### DESCRIPTION OF THE TASK:
Could you please return each line of the data that has the word "JSON"?

### Web page and app entries:
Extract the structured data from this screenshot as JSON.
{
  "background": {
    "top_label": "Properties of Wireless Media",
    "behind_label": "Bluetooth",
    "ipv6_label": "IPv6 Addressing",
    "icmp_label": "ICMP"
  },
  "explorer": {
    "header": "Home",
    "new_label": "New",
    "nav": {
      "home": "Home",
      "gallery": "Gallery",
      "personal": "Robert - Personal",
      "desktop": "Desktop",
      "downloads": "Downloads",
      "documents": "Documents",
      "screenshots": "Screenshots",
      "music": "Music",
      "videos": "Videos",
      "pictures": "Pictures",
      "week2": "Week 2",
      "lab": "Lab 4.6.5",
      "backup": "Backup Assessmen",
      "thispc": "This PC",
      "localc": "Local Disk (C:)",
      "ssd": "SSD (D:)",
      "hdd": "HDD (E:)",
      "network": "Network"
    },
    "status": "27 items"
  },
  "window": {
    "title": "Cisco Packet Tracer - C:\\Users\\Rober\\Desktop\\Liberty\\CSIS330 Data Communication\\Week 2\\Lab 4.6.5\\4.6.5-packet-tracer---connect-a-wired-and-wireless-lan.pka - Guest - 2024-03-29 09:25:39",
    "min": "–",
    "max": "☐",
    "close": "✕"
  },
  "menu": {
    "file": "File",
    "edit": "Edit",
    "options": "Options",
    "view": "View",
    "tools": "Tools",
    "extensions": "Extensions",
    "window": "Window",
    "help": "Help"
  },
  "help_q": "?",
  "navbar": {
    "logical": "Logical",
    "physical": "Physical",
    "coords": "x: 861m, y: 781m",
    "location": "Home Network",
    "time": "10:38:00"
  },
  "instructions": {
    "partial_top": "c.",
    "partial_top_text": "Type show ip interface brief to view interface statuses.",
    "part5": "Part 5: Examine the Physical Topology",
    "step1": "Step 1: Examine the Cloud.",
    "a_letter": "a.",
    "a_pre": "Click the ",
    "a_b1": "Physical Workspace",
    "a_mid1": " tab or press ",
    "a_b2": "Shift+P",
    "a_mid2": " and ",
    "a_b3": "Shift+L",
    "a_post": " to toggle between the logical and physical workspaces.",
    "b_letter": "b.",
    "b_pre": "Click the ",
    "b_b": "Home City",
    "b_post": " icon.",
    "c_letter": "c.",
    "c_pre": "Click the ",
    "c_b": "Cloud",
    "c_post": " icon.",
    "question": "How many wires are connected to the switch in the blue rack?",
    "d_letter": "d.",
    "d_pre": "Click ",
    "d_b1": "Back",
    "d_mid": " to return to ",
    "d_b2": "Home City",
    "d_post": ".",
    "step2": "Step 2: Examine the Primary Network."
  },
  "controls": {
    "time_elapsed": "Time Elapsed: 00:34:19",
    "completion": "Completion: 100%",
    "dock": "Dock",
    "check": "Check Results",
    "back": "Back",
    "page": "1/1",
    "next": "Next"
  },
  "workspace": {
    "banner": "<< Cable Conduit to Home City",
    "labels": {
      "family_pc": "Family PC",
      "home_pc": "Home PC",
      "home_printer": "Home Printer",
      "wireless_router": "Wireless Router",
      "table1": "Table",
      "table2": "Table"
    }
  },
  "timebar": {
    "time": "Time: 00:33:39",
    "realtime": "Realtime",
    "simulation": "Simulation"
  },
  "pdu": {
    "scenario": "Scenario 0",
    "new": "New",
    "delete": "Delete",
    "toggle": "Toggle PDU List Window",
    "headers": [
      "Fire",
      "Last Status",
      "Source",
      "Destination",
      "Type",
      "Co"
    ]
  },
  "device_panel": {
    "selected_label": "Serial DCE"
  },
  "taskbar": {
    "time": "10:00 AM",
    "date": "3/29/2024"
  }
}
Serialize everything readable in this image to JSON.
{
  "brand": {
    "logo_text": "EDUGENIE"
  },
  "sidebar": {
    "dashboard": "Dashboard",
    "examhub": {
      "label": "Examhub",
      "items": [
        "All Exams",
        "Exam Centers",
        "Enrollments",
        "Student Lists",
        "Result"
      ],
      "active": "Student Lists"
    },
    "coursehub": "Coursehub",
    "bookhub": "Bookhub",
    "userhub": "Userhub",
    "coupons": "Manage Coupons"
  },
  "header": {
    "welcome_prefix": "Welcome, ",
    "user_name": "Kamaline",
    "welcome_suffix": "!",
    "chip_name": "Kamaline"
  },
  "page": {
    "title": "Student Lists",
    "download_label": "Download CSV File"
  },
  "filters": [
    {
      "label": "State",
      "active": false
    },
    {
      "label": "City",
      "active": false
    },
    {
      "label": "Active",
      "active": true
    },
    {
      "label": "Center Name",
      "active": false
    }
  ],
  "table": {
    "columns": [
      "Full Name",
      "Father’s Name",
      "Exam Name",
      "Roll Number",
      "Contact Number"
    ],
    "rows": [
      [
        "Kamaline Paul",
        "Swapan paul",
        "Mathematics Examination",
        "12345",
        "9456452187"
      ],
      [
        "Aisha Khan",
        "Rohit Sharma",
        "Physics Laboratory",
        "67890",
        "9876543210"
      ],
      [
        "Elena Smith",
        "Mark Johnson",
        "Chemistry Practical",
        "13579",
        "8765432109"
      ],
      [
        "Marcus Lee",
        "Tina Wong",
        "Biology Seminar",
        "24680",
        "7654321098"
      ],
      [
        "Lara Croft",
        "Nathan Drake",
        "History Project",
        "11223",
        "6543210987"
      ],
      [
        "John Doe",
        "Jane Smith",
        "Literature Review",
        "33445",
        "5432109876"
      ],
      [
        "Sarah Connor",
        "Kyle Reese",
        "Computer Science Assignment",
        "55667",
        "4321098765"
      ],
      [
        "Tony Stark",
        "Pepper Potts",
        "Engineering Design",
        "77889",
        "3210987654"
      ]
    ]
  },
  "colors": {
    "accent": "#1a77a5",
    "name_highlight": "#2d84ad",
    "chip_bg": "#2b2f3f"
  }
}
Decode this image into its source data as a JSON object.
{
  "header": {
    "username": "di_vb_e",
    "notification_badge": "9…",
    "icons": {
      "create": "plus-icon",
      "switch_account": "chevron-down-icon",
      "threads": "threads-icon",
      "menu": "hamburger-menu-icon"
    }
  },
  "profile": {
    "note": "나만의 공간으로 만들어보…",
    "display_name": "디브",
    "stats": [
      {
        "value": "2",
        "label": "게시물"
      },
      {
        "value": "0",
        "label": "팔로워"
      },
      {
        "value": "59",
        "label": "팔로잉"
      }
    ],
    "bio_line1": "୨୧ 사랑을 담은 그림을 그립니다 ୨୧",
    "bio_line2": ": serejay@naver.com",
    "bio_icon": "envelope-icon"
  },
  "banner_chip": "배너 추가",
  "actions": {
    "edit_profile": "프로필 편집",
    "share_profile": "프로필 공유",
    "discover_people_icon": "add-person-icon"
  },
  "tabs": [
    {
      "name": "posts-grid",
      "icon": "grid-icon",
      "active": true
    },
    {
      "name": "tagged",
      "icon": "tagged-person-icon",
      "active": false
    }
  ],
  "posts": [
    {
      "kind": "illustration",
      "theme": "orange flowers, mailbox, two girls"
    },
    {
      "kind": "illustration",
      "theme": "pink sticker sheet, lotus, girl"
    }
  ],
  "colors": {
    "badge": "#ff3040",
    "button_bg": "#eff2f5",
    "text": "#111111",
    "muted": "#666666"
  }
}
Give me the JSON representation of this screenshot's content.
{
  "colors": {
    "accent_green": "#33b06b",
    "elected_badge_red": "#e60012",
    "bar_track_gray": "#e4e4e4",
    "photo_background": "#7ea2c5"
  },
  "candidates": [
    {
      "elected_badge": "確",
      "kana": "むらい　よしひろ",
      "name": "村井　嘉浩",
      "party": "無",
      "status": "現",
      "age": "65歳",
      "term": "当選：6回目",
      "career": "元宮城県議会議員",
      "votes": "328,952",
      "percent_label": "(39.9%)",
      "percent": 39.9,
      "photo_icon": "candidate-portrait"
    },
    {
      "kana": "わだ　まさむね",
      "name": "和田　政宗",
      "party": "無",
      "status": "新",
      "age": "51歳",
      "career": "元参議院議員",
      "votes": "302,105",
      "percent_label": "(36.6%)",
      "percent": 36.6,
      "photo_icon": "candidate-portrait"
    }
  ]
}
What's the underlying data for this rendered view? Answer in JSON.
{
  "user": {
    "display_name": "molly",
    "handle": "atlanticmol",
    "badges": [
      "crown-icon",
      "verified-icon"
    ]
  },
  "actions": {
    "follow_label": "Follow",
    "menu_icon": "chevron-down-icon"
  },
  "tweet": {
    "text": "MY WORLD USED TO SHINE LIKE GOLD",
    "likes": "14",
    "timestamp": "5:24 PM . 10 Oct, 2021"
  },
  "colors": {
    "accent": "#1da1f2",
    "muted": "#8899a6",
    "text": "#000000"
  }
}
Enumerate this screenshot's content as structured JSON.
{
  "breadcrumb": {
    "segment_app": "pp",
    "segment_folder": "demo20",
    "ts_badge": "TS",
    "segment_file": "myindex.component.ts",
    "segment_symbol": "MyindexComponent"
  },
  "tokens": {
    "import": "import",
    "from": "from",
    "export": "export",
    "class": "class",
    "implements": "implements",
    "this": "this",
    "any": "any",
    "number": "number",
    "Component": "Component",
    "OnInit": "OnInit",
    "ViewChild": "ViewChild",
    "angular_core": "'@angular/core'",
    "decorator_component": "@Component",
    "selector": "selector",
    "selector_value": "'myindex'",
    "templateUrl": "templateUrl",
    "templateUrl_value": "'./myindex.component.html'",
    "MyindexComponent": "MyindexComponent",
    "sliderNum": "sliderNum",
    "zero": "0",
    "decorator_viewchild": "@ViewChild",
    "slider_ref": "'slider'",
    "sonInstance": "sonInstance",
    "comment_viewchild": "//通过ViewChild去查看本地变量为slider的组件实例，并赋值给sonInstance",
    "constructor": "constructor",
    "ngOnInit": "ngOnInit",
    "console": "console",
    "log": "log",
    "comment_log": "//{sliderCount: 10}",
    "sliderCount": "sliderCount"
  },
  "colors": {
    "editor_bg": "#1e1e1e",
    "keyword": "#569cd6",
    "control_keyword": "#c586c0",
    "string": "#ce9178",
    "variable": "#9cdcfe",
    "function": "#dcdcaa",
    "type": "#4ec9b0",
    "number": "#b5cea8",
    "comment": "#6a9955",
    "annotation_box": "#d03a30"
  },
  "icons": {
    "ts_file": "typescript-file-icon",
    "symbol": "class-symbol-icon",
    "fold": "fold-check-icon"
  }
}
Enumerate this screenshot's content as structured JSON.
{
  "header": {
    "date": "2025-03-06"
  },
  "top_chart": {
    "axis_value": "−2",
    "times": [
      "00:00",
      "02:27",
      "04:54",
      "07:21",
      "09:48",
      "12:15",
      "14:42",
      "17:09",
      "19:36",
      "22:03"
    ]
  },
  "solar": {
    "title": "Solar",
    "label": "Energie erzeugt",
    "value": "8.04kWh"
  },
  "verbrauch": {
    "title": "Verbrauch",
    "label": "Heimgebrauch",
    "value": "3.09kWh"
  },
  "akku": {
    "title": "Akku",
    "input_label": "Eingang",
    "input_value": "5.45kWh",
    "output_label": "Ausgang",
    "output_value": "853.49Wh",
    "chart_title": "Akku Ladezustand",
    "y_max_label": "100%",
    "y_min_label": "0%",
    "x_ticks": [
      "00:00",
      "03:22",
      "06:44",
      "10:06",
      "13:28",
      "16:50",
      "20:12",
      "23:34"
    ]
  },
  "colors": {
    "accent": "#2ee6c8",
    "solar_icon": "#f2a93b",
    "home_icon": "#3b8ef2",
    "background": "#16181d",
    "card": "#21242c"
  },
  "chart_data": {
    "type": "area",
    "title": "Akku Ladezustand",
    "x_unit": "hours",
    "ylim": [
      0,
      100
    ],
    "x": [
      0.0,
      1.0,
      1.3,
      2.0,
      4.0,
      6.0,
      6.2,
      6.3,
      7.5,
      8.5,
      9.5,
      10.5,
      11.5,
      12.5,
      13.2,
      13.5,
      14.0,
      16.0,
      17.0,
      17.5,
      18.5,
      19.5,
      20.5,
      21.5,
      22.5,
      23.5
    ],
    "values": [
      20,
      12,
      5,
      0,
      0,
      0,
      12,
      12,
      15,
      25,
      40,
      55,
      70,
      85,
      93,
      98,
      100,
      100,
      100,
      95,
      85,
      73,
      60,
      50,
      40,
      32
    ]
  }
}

### ANSWER TO THE EXERCISE:
Extract the structured data from this screenshot as JSON.
Serialize everything readable in this image to JSON.
Decode this image into its source data as a JSON object.
Give me the JSON representation of this screenshot's content.
What's the underlying data for this rendered view? Answer in JSON.
Enumerate this screenshot's content as structured JSON.
Enumerate this screenshot's content as structured JSON.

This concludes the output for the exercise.